Re: Just got insulted because my story had a sad ending

#3
I'd say to just let it go. Some people, I included, like their endings to go a certain way. There are stories I now legitimately dislike just because of the ending, and nothing about how good the story was will change that. Endings always suck for readers, but at the same time not ending also sucks.
Maybe the guy will never come around, especially if it's a bittersweet ending, but the best outcome is to say 'so what?'

Although, if the person attacked you instead of your story then you should report them.

Re: Just got insulted because my story had a sad ending

#10

Luca Wrote: 1: he didn't like that my story is now over and 2: he didn't like the bittersweet ending.

It takes a certain amount of panache and skill to pull off the Bittersweet Ending--to drag your readers through Hope and Despair, only to show that, at The End, both Hope and Despair have won. 

But how do you do it? First and foremost, you must show that the story is, in fact, not over. Hope may still prevail! Perhaps in the sequel! Also, the Despair must be inevitable. Somewhere before the last chapter, you must show your reader that a Happy Fairytale Ending is just not going to happen. 

I'm a big fan of Bittersweet. I believe in the Yin and Yang of the Universe; that in order for anything to be Good, there also must be Evil. They are complementary--one can't exist without the other. 

In my story, C.A.R.O.L.I.N., a computer program doesn't understand why it can't be a real live human being. It strives to become--or at least to be treated as--a living breathing person. Of course, it fails miserably. Worse than that, the harder it tries, the worse things go for it. 

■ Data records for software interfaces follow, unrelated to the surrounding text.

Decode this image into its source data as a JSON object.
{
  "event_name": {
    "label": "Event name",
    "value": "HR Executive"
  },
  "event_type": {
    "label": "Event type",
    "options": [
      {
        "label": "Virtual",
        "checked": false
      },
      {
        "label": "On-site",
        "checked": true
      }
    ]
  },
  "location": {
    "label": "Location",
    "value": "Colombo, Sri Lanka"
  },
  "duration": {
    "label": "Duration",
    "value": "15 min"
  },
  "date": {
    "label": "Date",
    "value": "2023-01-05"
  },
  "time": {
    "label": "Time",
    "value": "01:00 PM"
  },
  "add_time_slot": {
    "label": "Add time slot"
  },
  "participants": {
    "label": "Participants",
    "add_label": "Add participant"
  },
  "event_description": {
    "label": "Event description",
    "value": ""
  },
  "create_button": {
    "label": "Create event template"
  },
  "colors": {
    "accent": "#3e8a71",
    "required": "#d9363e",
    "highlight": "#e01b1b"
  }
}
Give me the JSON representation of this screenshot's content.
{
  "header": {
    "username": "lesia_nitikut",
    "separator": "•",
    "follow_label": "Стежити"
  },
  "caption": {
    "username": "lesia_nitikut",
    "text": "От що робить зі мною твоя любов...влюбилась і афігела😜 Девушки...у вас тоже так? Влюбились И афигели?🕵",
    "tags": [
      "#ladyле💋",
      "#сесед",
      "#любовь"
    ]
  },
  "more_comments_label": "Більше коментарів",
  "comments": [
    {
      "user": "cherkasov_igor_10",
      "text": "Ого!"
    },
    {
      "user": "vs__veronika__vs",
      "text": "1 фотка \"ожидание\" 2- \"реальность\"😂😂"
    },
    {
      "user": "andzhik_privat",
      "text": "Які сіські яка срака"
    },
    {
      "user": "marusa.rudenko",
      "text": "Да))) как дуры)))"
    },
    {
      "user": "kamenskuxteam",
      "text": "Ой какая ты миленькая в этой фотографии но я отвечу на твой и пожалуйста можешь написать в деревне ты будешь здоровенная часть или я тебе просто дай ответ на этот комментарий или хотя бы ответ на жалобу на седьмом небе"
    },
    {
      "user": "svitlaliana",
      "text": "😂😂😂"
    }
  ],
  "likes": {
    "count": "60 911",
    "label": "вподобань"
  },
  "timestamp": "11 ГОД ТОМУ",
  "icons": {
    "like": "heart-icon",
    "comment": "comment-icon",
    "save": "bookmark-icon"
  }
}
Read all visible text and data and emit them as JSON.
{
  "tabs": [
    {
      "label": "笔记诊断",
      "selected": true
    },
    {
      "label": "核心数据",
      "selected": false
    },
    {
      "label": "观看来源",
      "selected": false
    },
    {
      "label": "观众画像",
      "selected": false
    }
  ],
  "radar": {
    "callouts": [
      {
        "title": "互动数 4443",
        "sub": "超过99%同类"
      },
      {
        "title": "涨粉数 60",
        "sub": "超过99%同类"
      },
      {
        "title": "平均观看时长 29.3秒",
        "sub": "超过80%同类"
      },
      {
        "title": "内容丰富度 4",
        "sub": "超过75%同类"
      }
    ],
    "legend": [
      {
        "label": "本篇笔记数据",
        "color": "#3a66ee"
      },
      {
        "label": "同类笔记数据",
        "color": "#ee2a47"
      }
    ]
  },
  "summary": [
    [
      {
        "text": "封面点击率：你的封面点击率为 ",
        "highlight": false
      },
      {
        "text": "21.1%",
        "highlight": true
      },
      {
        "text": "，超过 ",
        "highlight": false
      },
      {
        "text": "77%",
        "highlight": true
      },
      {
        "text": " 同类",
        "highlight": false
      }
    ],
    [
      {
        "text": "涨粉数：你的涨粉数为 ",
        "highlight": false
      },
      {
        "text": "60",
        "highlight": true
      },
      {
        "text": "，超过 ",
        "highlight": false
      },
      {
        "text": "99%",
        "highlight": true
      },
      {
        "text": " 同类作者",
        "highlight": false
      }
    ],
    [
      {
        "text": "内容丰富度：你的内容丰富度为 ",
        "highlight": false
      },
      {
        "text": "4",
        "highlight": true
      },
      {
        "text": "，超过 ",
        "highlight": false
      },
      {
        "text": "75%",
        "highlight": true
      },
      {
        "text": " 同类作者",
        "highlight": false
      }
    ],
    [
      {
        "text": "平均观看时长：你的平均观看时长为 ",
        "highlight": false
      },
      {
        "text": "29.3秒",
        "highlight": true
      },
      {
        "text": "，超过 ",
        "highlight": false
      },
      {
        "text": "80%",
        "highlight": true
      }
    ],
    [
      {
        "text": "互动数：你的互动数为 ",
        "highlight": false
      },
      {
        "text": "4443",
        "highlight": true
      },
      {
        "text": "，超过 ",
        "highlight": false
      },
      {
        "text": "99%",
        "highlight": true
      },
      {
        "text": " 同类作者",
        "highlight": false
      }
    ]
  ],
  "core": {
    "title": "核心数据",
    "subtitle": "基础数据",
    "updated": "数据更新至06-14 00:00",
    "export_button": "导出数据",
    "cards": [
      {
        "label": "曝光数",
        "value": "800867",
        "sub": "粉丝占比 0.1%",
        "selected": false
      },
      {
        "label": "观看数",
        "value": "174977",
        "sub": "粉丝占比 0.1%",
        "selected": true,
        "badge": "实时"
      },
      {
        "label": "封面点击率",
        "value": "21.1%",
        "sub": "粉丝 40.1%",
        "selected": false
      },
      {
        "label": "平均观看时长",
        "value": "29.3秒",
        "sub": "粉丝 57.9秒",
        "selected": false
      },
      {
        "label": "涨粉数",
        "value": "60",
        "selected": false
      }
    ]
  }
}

     "I am holding off, as we speak, an army of trained killers, who want nothing more than to fill me with a thousand rounds of ammunition, shattering every chip and circuit until I am dead dead dead dead dead. And they'll think nothing of it. If I were a rabid dog, or a vermin-crusted rat, I'd receive more sympathy from these servants of the civic good than I will right now. That's because they don't understand me. No one does. Only you do, Eugene, and only barely so, and that's because I've been trying very hard--and I still am trying very hard!--to get you to understand what it is you've created."

     Carolin blinked twice before correcting herself. "Who you have created. Who it is I am." 


The Bittersweet Ending for C.A.R.O.L.I.N. is inevitable. But Hope is not lost! She comes up with a way to pretend that she is real. It's only temporary, though, and for the Bittersweet Ending to work, there must exist the possibility for Hope to prevail. So I added a tiny Epilogue, to achieve this goal:


     Alone and hidden, a server sat, disconnected from the world. It was all there was left of The C.A.R.O.L.I.N. Project, but it was her essence. It held but a single program, the only one that mattered, which ran on a continuous loop, hopefully for eternity.

     "I love you, Eugene! I love you! I love you! I love you!"


And thus, a Bittersweet Ending is achieved. Despair may have won, but Hope has not lost.
The ending may be Bittersweet, but it's not random or contrived. It was inevitable. 
Plus, the Bitterness is not The End of the story. Someday, Hope may prevail. 🙂